Problem to work on => In the listing below, how many lines contain the word "TASTY"? Please respond with the number only.

Supplied records =>
- - - - - - -
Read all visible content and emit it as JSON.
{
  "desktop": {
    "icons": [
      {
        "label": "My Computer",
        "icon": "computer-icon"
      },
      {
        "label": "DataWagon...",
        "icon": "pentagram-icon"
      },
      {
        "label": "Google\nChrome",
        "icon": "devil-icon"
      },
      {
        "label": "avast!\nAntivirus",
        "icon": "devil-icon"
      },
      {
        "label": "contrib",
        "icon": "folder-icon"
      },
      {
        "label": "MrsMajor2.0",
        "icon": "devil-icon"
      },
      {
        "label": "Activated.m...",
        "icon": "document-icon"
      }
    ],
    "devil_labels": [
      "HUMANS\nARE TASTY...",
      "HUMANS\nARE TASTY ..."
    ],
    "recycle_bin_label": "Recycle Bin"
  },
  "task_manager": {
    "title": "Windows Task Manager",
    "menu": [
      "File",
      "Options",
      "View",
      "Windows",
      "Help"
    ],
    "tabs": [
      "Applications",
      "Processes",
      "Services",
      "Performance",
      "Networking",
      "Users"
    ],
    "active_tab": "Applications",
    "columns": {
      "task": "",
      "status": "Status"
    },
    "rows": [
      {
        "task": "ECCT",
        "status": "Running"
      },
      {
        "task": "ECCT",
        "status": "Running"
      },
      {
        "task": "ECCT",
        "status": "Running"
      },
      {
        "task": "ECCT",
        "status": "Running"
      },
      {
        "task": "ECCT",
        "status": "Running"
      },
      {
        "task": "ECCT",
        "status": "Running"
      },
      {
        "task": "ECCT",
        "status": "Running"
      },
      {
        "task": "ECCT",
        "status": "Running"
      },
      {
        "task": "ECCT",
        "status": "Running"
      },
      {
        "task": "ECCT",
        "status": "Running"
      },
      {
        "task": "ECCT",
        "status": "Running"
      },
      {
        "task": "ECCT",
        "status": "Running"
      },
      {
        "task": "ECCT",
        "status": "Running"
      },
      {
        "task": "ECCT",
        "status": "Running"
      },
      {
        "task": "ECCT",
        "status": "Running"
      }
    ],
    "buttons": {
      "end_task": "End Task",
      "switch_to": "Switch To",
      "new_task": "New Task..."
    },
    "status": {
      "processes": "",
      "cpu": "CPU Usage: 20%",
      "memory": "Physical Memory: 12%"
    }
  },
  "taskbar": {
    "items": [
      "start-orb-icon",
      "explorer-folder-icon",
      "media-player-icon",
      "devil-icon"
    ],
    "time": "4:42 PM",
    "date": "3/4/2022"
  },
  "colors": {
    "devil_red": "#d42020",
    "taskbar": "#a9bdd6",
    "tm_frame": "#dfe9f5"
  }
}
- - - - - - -
Written response => 2